**Material for this exercise**
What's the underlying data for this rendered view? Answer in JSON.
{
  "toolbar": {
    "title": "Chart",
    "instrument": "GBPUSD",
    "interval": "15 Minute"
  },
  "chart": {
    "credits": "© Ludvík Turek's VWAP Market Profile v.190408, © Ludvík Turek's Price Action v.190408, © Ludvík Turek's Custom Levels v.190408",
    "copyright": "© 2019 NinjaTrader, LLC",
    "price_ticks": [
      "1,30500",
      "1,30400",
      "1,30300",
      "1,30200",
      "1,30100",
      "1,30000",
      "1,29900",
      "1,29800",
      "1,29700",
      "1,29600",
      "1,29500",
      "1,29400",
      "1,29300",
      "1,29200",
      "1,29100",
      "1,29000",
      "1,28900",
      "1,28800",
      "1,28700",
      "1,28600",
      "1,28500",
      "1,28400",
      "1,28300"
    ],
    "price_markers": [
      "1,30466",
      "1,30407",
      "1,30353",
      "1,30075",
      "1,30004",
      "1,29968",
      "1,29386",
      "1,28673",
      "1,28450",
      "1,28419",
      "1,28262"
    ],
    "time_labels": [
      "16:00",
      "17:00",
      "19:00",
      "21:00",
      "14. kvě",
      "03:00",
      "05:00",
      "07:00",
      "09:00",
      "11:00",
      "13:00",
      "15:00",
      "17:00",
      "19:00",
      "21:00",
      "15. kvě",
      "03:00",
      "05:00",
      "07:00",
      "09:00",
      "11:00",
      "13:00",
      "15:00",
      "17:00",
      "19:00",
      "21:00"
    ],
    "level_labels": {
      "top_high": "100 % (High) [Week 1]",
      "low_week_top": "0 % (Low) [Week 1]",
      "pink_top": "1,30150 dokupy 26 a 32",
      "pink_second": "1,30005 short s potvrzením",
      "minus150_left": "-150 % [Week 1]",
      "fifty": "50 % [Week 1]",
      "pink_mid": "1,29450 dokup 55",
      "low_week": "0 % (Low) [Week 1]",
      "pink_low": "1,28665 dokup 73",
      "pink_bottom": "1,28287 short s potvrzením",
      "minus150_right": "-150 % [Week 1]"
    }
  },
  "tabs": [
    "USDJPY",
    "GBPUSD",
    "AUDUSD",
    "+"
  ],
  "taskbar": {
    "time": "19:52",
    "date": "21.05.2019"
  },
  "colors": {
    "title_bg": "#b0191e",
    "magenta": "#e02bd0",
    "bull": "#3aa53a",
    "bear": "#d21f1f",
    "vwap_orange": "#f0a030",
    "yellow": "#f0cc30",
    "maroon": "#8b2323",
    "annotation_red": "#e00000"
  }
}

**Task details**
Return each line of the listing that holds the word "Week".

**Solved problem**
      "top_high": "100 % (High) [Week 1]",
      "low_week_top": "0 % (Low) [Week 1]",
      "minus150_left": "-150 % [Week 1]",
      "fifty": "50 % [Week 1]",
      "low_week": "0 % (Low) [Week 1]",
      "minus150_right": "-150 % [Week 1]"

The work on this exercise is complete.